Although rescue organizations will come when it’s dark and stormy, they prefer sunny and calm conditions; the chances of success go up, and risk goes down. An orderly daylight climb over the rail to a waiting vessel may make you feel like you gave up too early, but the alternative is often a harrowing fight against waves in a high-risk nighttime helicopter evacuation, with the potential for someone to be seriously injured — perhaps worse.
Getting off the boat is not the same as leaving the boat. If you are going to inflate the raft, get into it as soon as possible, particularly in bad weather. It is always better to climb down into the life raft, dry and well-supplied, than to fight your way through waves, hoping you can make it aboard. You don’t have to cut the painter if your vessel is still floating. Being found is about being seen, and rescuers will have a better chance of spotting you if you’re tethered to the boat.
Myth 2: Call the Coast Guard As A Last Resort
Almost everyone who has called in a mayday picked up the VHF too late. At the first sign of trouble — no matter how confident you are in your abilities — the smart money is on calling a pan-pan and notifying everyone (within range) of your situation. I’m not suggesting you call because of a slow leak on the inboard side of your sea strainer — by the way, you should have fixed that before you left — but if water starts flowing in around the shaft, call first, then grab your tools and get to work.
Letting the Coast Guard know there might be trouble doesn’t cost anything, but it does open up a world of options that are unavailable if no one knows your situation. Perhaps there is a vessel nearby that can lend a hand or at least stand by while you sort things out. A rescue asset may be close, but if the crew is unaware of your situation they will continue their patrol. Waiting an hour to call may cost you two hours if that same asset has to fuel up and return. How high will the water be inside the boat by then?
Survivors call early. Using your radio or phone (cell or satellite) to connect with those who might be able to help is safer for you and for search teams. The more rescuers know about your situation, the more options they have. Coast Guard crews who might be fatigued from earlier missions can call for backup. Morning training flights can be canceled to prepare for your situation. Perhaps most important, the search-and-rescue coordinators can help you plan and feed you information to help you make the best decisions.
If you wait until mayday is your best option, everyone has to scramble, and the chances of a happy ending are much less likely than if you’d picked up the phone earlier.
Myth 3: An EPIRB Is All You Need
EPIRBs are tremendous lifesaving devices. Thousands of people owe their lives to them. Why? They make things easier for your rescuers, not for you. An EPIRB does what its name implies: It indicates a position. More specifically, it indicates its own position, not yours. The beacons won’t keep your head above water. They won’t keep you warm. They don’t guarantee rescue, but they do guarantee a search.

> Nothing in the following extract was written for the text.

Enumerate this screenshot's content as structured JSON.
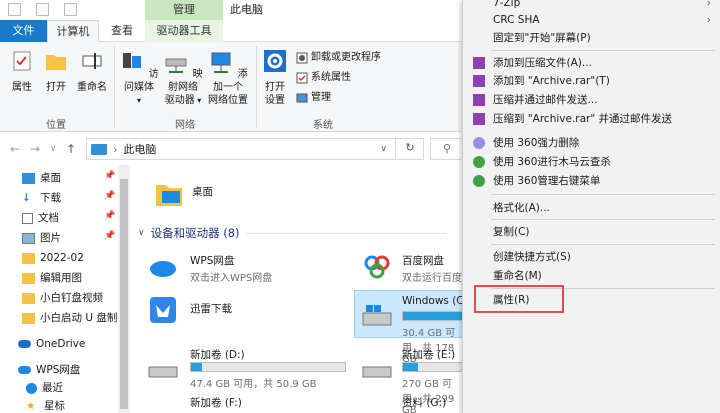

I’ve looked for numerous EPIRBs without finding the vessels from which the signal came, or its owners. What rescuers do tend to find are EPIRBs in a life raft with the crew, attached to a floating vessel after manual activation or safely tied to a sailor wearing a life jacket or an immersion suit.
Remember: A red sky at night can mean good weather in the morning, and there are plenty of times you should stay with your boat. Just acknowledge that the sea is never a place for absolutes. Consider everything at stake, including the risks. Know what you can handle and what you can’t. Plan for emergency repairs but don’t overestimate your self-reliance. It’s the best way to get the help you need before it’s too late and give your story a happy ending.

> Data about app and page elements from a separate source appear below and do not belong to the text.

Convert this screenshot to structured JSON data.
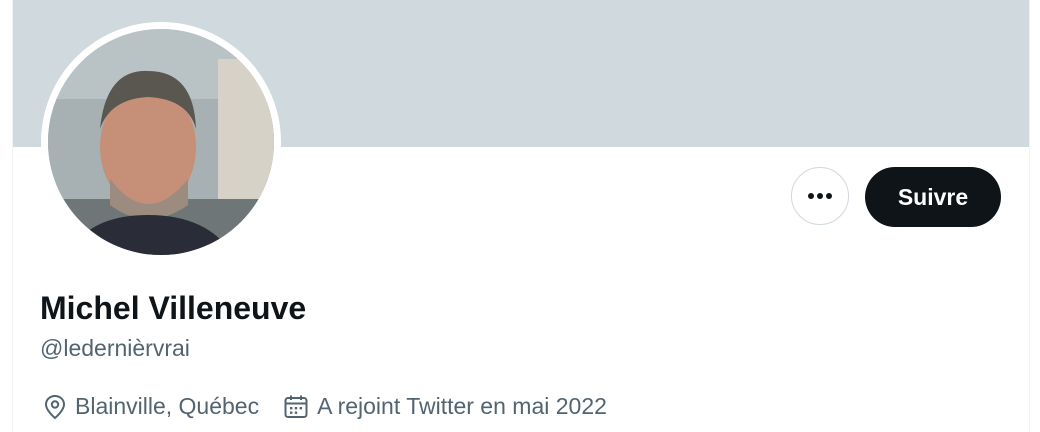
{
  "profile": {
    "name": "Michel Villeneuve",
    "handle": "@ledernièrvrai",
    "location": "Blainville, Québec",
    "joined": "A rejoint Twitter en mai 2022"
  },
  "actions": {
    "follow_label": "Suivre",
    "more_icon": "more-horizontal-icon"
  },
  "colors": {
    "banner": "#cfd9de",
    "follow_bg": "#0f1419",
    "secondary_text": "#536471"
  }
}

This article originally appeared in Soundings' February 2017 issue.